> _Stored entries_:
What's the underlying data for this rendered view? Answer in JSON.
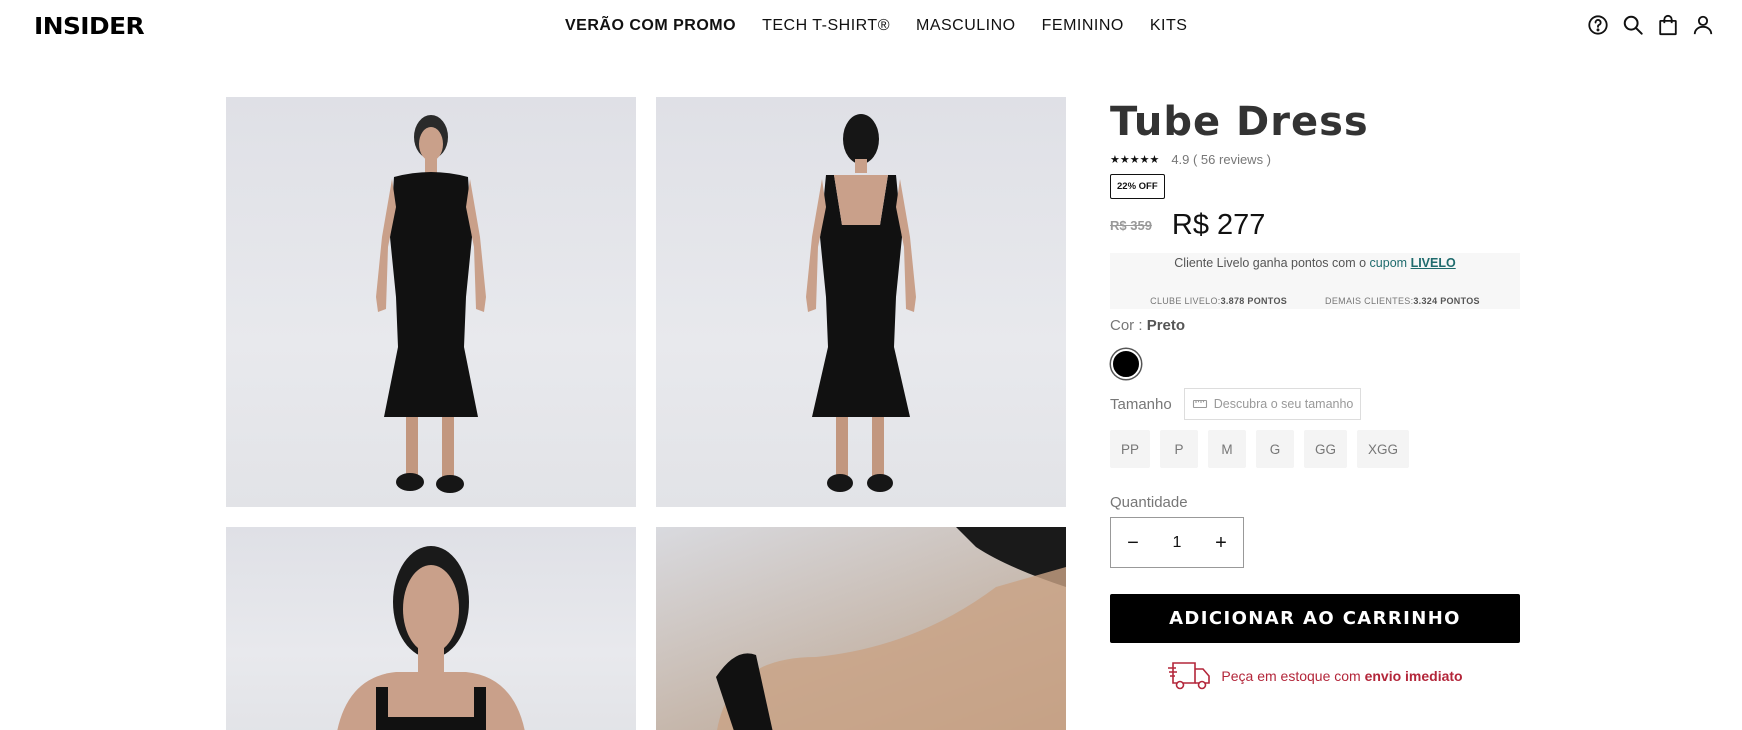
{
  "header": {
    "logo": "INSIDER",
    "nav": [
      {
        "label": "VERÃO COM PROMO",
        "bold": true
      },
      {
        "label": "TECH T-SHIRT®",
        "bold": false
      },
      {
        "label": "MASCULINO",
        "bold": false
      },
      {
        "label": "FEMININO",
        "bold": false
      },
      {
        "label": "KITS",
        "bold": false
      }
    ],
    "icons": [
      "help-icon",
      "search-icon",
      "bag-icon",
      "user-icon"
    ]
  },
  "gallery": {
    "images": [
      "dress-front-photo",
      "dress-back-photo",
      "dress-portrait-photo",
      "dress-shoulder-detail-photo"
    ]
  },
  "product": {
    "title": "Tube Dress",
    "stars": "★★★★★",
    "rating": "4.9 ( 56 reviews )",
    "discount": "22% OFF",
    "old_price": "R$ 359",
    "new_price": "R$ 277",
    "livelo": {
      "text_pre": "Cliente Livelo ganha pontos com o",
      "text_cupom": "cupom",
      "code": "LIVELO",
      "clube_label": "CLUBE LIVELO:",
      "clube_points": "3.878 PONTOS",
      "demais_label": "DEMAIS CLIENTES:",
      "demais_points": "3.324 PONTOS"
    },
    "cor_label": "Cor :",
    "cor_value": "Preto",
    "swatch_color": "#000000",
    "tamanho_label": "Tamanho",
    "find_size": "Descubra o seu tamanho",
    "sizes": [
      "PP",
      "P",
      "M",
      "G",
      "GG",
      "XGG"
    ],
    "quantity_label": "Quantidade",
    "quantity_minus": "−",
    "quantity_value": "1",
    "quantity_plus": "+",
    "add_to_cart": "ADICIONAR AO CARRINHO",
    "stock_text": "Peça em estoque com",
    "stock_bold": "envio imediato"
  },
  "colors": {
    "accent_red": "#b3263a",
    "livelo_teal": "#1f6b6d"
  }
}
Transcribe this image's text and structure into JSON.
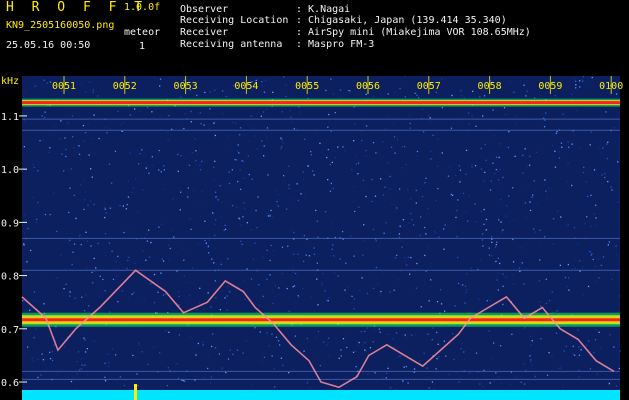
{
  "app": {
    "name": "H R O F F T",
    "version": "1.0.0f",
    "file": "KN9_2505160050.png",
    "timestamp": "25.05.16 00:50",
    "meteor_label": "meteor",
    "meteor_count": "1"
  },
  "meta": [
    {
      "key": "Observer",
      "value": ": K.Nagai"
    },
    {
      "key": "Receiving Location",
      "value": ": Chigasaki, Japan (139.414 35.340)"
    },
    {
      "key": "Receiver",
      "value": ": AirSpy mini (Miakejima VOR 108.65MHz)"
    },
    {
      "key": "Receiving antenna",
      "value": ": Maspro FM-3"
    }
  ],
  "spectrogram": {
    "unit": "kHz",
    "time_labels": [
      "0051",
      "0052",
      "0053",
      "0054",
      "0055",
      "0056",
      "0057",
      "0058",
      "0059",
      "0100"
    ],
    "freq_labels": [
      "1.1",
      "1.0",
      "0.9",
      "0.8",
      "0.7",
      "0.6"
    ],
    "freq_range": [
      0.585,
      1.175
    ],
    "carriers_khz": [
      1.125,
      0.717
    ],
    "faint_lines_khz": [
      1.094,
      1.073,
      0.81,
      0.87,
      0.62,
      0.605
    ],
    "traces_khz": [
      [
        [
          0.0,
          0.76
        ],
        [
          0.04,
          0.72
        ],
        [
          0.06,
          0.66
        ],
        [
          0.09,
          0.7
        ],
        [
          0.13,
          0.74
        ],
        [
          0.19,
          0.81
        ],
        [
          0.24,
          0.77
        ],
        [
          0.27,
          0.73
        ],
        [
          0.31,
          0.75
        ],
        [
          0.34,
          0.79
        ],
        [
          0.37,
          0.77
        ],
        [
          0.39,
          0.74
        ],
        [
          0.42,
          0.71
        ],
        [
          0.45,
          0.67
        ],
        [
          0.48,
          0.64
        ],
        [
          0.5,
          0.6
        ],
        [
          0.53,
          0.59
        ],
        [
          0.56,
          0.61
        ],
        [
          0.58,
          0.65
        ],
        [
          0.61,
          0.67
        ],
        [
          0.64,
          0.65
        ],
        [
          0.67,
          0.63
        ],
        [
          0.7,
          0.66
        ],
        [
          0.73,
          0.69
        ],
        [
          0.75,
          0.72
        ],
        [
          0.78,
          0.74
        ],
        [
          0.81,
          0.76
        ],
        [
          0.84,
          0.72
        ],
        [
          0.87,
          0.74
        ],
        [
          0.9,
          0.7
        ],
        [
          0.93,
          0.68
        ],
        [
          0.96,
          0.64
        ],
        [
          0.99,
          0.62
        ]
      ]
    ],
    "colors": {
      "carrier_core": "#ff2020",
      "carrier_mid": "#ffee00",
      "carrier_edge": "#00ff66",
      "noise": "#123a9c",
      "trace": "#ff8fa0",
      "signal_strip": "#00e5ff",
      "marker": "#ffee00"
    }
  }
}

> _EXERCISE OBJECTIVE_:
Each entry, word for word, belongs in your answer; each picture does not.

> _EXPECTED OUTPUT_:
What's the underlying data for this rendered view? Answer in JSON.
{
  "header": {
    "logo": "INSIDER",
    "nav": [
      {
        "label": "VERÃO COM PROMO",
        "bold": true
      },
      {
        "label": "TECH T-SHIRT®",
        "bold": false
      },
      {
        "label": "MASCULINO",
        "bold": false
      },
      {
        "label": "FEMININO",
        "bold": false
      },
      {
        "label": "KITS",
        "bold": false
      }
    ],
    "icons": [
      "help-icon",
      "search-icon",
      "bag-icon",
      "user-icon"
    ]
  },
  "gallery": {
    "images": [
      "dress-front-photo",
      "dress-back-photo",
      "dress-portrait-photo",
      "dress-shoulder-detail-photo"
    ]
  },
  "product": {
    "title": "Tube Dress",
    "stars": "★★★★★",
    "rating": "4.9 ( 56 reviews )",
    "discount": "22% OFF",
    "old_price": "R$ 359",
    "new_price": "R$ 277",
    "livelo": {
      "text_pre": "Cliente Livelo ganha pontos com o",
      "text_cupom": "cupom",
      "code": "LIVELO",
      "clube_label": "CLUBE LIVELO:",
      "clube_points": "3.878 PONTOS",
      "demais_label": "DEMAIS CLIENTES:",
      "demais_points": "3.324 PONTOS"
    },
    "cor_label": "Cor :",
    "cor_value": "Preto",
    "swatch_color": "#000000",
    "tamanho_label": "Tamanho",
    "find_size": "Descubra o seu tamanho",
    "sizes": [
      "PP",
      "P",
      "M",
      "G",
      "GG",
      "XGG"
    ],
    "quantity_label": "Quantidade",
    "quantity_minus": "−",
    "quantity_value": "1",
    "quantity_plus": "+",
    "add_to_cart": "ADICIONAR AO CARRINHO",
    "stock_text": "Peça em estoque com",
    "stock_bold": "envio imediato"
  },
  "colors": {
    "accent_red": "#b3263a",
    "livelo_teal": "#1f6b6d"
  }
}
Transcribe this image's text and structure into JSON.
{
  "app": {
    "name": "H R O F F T",
    "version": "1.0.0f",
    "file": "KN9_2505160050.png",
    "timestamp": "25.05.16 00:50",
    "meteor_label": "meteor",
    "meteor_count": "1"
  },
  "meta": [
    {
      "key": "Observer",
      "value": ": K.Nagai"
    },
    {
      "key": "Receiving Location",
      "value": ": Chigasaki, Japan (139.414 35.340)"
    },
    {
      "key": "Receiver",
      "value": ": AirSpy mini (Miakejima VOR 108.65MHz)"
    },
    {
      "key": "Receiving antenna",
      "value": ": Maspro FM-3"
    }
  ],
  "spectrogram": {
    "unit": "kHz",
    "time_labels": [
      "0051",
      "0052",
      "0053",
      "0054",
      "0055",
      "0056",
      "0057",
      "0058",
      "0059",
      "0100"
    ],
    "freq_labels": [
      "1.1",
      "1.0",
      "0.9",
      "0.8",
      "0.7",
      "0.6"
    ],
    "freq_range": [
      0.585,
      1.175
    ],
    "carriers_khz": [
      1.125,
      0.717
    ],
    "faint_lines_khz": [
      1.094,
      1.073,
      0.81,
      0.87,
      0.62,
      0.605
    ],
    "traces_khz": [
      [
        [
          0.0,
          0.76
        ],
        [
          0.04,
          0.72
        ],
        [
          0.06,
          0.66
        ],
        [
          0.09,
          0.7
        ],
        [
          0.13,
          0.74
        ],
        [
          0.19,
          0.81
        ],
        [
          0.24,
          0.77
        ],
        [
          0.27,
          0.73
        ],
        [
          0.31,
          0.75
        ],
        [
          0.34,
          0.79
        ],
        [
          0.37,
          0.77
        ],
        [
          0.39,
          0.74
        ],
        [
          0.42,
          0.71
        ],
        [
          0.45,
          0.67
        ],
        [
          0.48,
          0.64
        ],
        [
          0.5,
          0.6
        ],
        [
          0.53,
          0.59
        ],
        [
          0.56,
          0.61
        ],
        [
          0.58,
          0.65
        ],
        [
          0.61,
          0.67
        ],
        [
          0.64,
          0.65
        ],
        [
          0.67,
          0.63
        ],
        [
          0.7,
          0.66
        ],
        [
          0.73,
          0.69
        ],
        [
          0.75,
          0.72
        ],
        [
          0.78,
          0.74
        ],
        [
          0.81,
          0.76
        ],
        [
          0.84,
          0.72
        ],
        [
          0.87,
          0.74
        ],
        [
          0.9,
          0.7
        ],
        [
          0.93,
          0.68
        ],
        [
          0.96,
          0.64
        ],
        [
          0.99,
          0.62
        ]
      ]
    ],
    "colors": {
      "carrier_core": "#ff2020",
      "carrier_mid": "#ffee00",
      "carrier_edge": "#00ff66",
      "noise": "#123a9c",
      "trace": "#ff8fa0",
      "signal_strip": "#00e5ff",
      "marker": "#ffee00"
    }
  }
}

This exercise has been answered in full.